JM: As you continue to chase your dreams, the term “small-school” will be brought up a lot as a negative. Dugger heard it, and you’ll hear it as well. How do you plan on responding?

DY: It’s just a chip that I have on my shoulder. I feel like I’m talented enough to play at the next level. I’m not going to lie to you, I doubted myself when I first came to Lenoir-Rhyne. My dream was to play football at a D-I school. Nobody really dreams of going to a D-II school. Seeing Dugger’s work ethic and watching him get drafted boosted my confidence. I started to believe in myself all over again. I believe I can be the next player to make it to the league from Lenoir-Rhyne. When people ask me what I school I go to, I say Lenoir-Rhyne with pride in my voice. If people don’t really know football, they might ask me where that is. I don’t let it bother me. I know that I’m a hard worker and I know that I have an opportunity to make it to the next level.

JM: I love the honesty and raw emotion you displayed in that answer. I’m going to end things on that note. I’ve really appreciated your time today, Dareke. In closing, what can Lenoir-Rhyne fans expect from Dareke Young this coming season?

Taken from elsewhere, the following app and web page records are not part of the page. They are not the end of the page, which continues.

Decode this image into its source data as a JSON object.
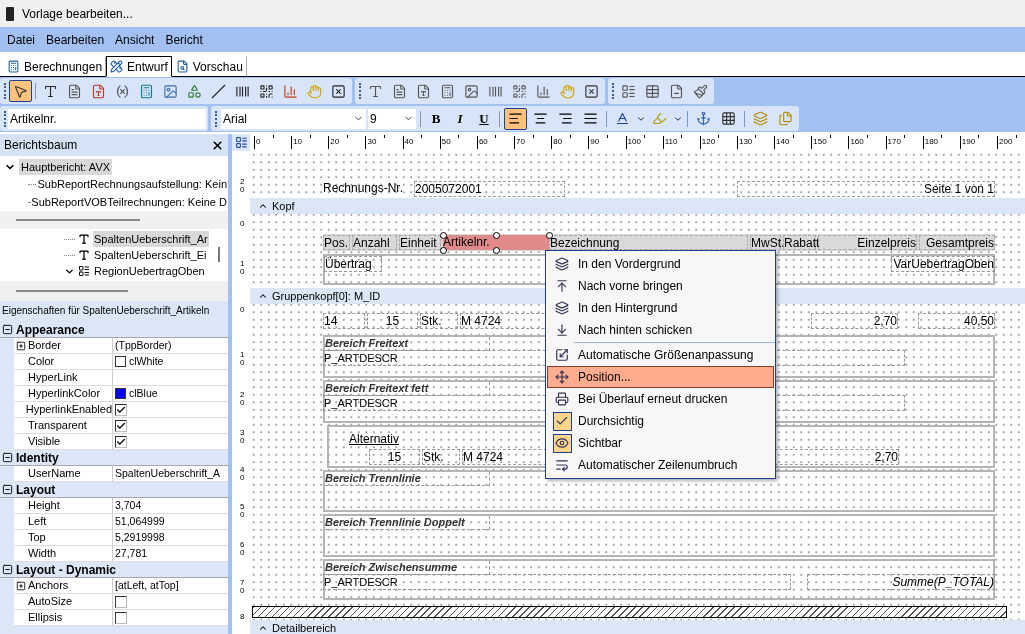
{
  "window": {
    "title": "Vorlage bearbeiten..."
  },
  "menu": [
    "Datei",
    "Bearbeiten",
    "Ansicht",
    "Bericht"
  ],
  "tabs": [
    {
      "label": "Berechnungen",
      "selected": false
    },
    {
      "label": "Entwurf",
      "selected": true
    },
    {
      "label": "Vorschau",
      "selected": false
    }
  ],
  "component_toolbar": [
    {
      "selected": true
    },
    {
      "selected": false
    },
    {
      "selected": false
    },
    {
      "selected": false
    },
    {
      "selected": false
    },
    {
      "selected": false
    },
    {
      "selected": false
    },
    {
      "selected": false
    },
    {
      "selected": false
    },
    {
      "selected": false
    },
    {
      "selected": false
    },
    {
      "selected": false
    },
    {
      "selected": false
    },
    {
      "selected": false
    }
  ],
  "format_bar": {
    "field": "Artikelnr.",
    "font": "Arial",
    "size": "9",
    "style_buttons": [
      {
        "label": "B",
        "selected": false
      },
      {
        "label": "I",
        "selected": false
      },
      {
        "label": "U",
        "selected": false
      }
    ],
    "align": [
      {
        "selected": true
      },
      {
        "selected": false
      },
      {
        "selected": false
      },
      {
        "selected": false
      }
    ]
  },
  "report_tree": {
    "title": "Berichtsbaum",
    "items": [
      {
        "label": "Hauptbericht: AVX",
        "selected": true,
        "expanded": true,
        "children": [
          {
            "label": "SubReportRechnungsaufstellung: Kein",
            "selected": false
          },
          {
            "label": "SubReportVOBTeilrechnungen: Keine D",
            "selected": false
          }
        ]
      }
    ]
  },
  "component_tree": [
    {
      "label": "SpaltenUeberschrift_Ar",
      "kind": "text",
      "selected": true
    },
    {
      "label": "SpaltenUeberschrift_Ei",
      "kind": "text",
      "selected": false
    },
    {
      "label": "RegionUebertragOben",
      "kind": "region",
      "selected": false,
      "expanded": true
    }
  ],
  "properties": {
    "title": "Eigenschaften für SpaltenUeberschrift_Artikeln",
    "categories": [
      {
        "name": "Appearance",
        "expanded": true,
        "rows": [
          {
            "name": "Border",
            "kind": "expandable",
            "value": "(TppBorder)"
          },
          {
            "name": "Color",
            "kind": "color",
            "value": "clWhite",
            "color": "#ffffff"
          },
          {
            "name": "HyperLink",
            "kind": "text"
          },
          {
            "name": "HyperlinkColor",
            "kind": "color",
            "value": "clBlue",
            "color": "#0000ff"
          },
          {
            "name": "HyperlinkEnabled",
            "kind": "check",
            "checked": true
          },
          {
            "name": "Transparent",
            "kind": "check",
            "checked": true
          },
          {
            "name": "Visible",
            "kind": "check",
            "checked": true
          }
        ]
      },
      {
        "name": "Identity",
        "expanded": true,
        "rows": [
          {
            "name": "UserName",
            "kind": "text",
            "value": "SpaltenUeberschrift_A"
          }
        ]
      },
      {
        "name": "Layout",
        "expanded": true,
        "rows": [
          {
            "name": "Height",
            "kind": "text",
            "value": "3,704"
          },
          {
            "name": "Left",
            "kind": "text",
            "value": "51,064999"
          },
          {
            "name": "Top",
            "kind": "text",
            "value": "5,2919998"
          },
          {
            "name": "Width",
            "kind": "text",
            "value": "27,781"
          }
        ]
      },
      {
        "name": "Layout - Dynamic",
        "expanded": true,
        "rows": [
          {
            "name": "Anchors",
            "kind": "expandable",
            "value": "[atLeft, atTop]"
          },
          {
            "name": "AutoSize",
            "kind": "check",
            "checked": false
          },
          {
            "name": "Ellipsis",
            "kind": "check",
            "checked": false
          }
        ]
      }
    ]
  },
  "ruler": {
    "horizontal": [
      "0",
      "10",
      "20",
      "30",
      "40",
      "50",
      "60",
      "70",
      "80",
      "90",
      "100",
      "110",
      "120",
      "130",
      "140",
      "150",
      "160",
      "170",
      "180",
      "190",
      "200"
    ],
    "vertical": [
      "20",
      "0",
      "10",
      "0",
      "10",
      "20",
      "30",
      "40",
      "50",
      "60",
      "70",
      "8"
    ]
  },
  "canvas": {
    "title_band": [
      "Rechnungs-Nr.",
      "2005072001",
      "Seite 1 von 1"
    ],
    "bands": [
      {
        "label": "Kopf"
      },
      {
        "label": "Gruppenkopf[0]: M_ID"
      },
      {
        "label": "Detailbereich"
      }
    ],
    "column_headers": [
      {
        "label": "Pos.",
        "selected": false
      },
      {
        "label": "Anzahl",
        "selected": false
      },
      {
        "label": "Einheit",
        "selected": false
      },
      {
        "label": "Artikelnr.",
        "selected": true
      },
      {
        "label": "Bezeichnung",
        "selected": false
      },
      {
        "label": "MwSt.",
        "selected": false
      },
      {
        "label": "Rabatt",
        "selected": false
      },
      {
        "label": "Einzelpreis",
        "selected": false
      },
      {
        "label": "Gesamtpreis",
        "selected": false
      }
    ],
    "carry_row": [
      "Übertrag",
      "VarUebertragOben"
    ],
    "group_row": [
      "14",
      "15",
      "Stk.",
      "M 4724",
      "2,70",
      "40,50"
    ],
    "regions": [
      {
        "kind": "memo",
        "title": "Bereich Freitext",
        "field": "P_ARTDESCR"
      },
      {
        "kind": "memo",
        "title": "Bereich Freitext fett",
        "field": "P_ARTDESCR"
      },
      {
        "kind": "alternative",
        "title": "Alternativ",
        "cells": [
          "15",
          "Stk.",
          "M 4724",
          "2,70"
        ]
      },
      {
        "kind": "empty",
        "title": "Bereich Trennlinie"
      },
      {
        "kind": "empty",
        "title": "Bereich Trennlinie Doppelt"
      },
      {
        "kind": "total",
        "title": "Bereich Zwischensumme",
        "field": "P_ARTDESCR",
        "total": "Summe(P_TOTAL)"
      }
    ]
  },
  "context_menu": {
    "groups": [
      [
        {
          "label": "In den Vordergrund",
          "selected": false,
          "checked": false
        },
        {
          "label": "Nach vorne bringen",
          "selected": false,
          "checked": false
        },
        {
          "label": "In den Hintergrund",
          "selected": false,
          "checked": false
        },
        {
          "label": "Nach hinten schicken",
          "selected": false,
          "checked": false
        }
      ],
      [
        {
          "label": "Automatische Größenanpassung",
          "selected": false,
          "checked": false
        },
        {
          "label": "Position...",
          "selected": true,
          "checked": false
        },
        {
          "label": "Bei Überlauf erneut drucken",
          "selected": false,
          "checked": false
        },
        {
          "label": "Durchsichtig",
          "selected": false,
          "checked": true
        },
        {
          "label": "Sichtbar",
          "selected": false,
          "checked": true
        },
        {
          "label": "Automatischer Zeilenumbruch",
          "selected": false,
          "checked": false
        }
      ]
    ]
  }
}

DY: I’m not a really a “me” type of player, but I have a few goals for myself. I would love to break the receptions record in a single season. I want to lead my team to a third consecutive championship. I also want to lead us to the National Championship on December 19th.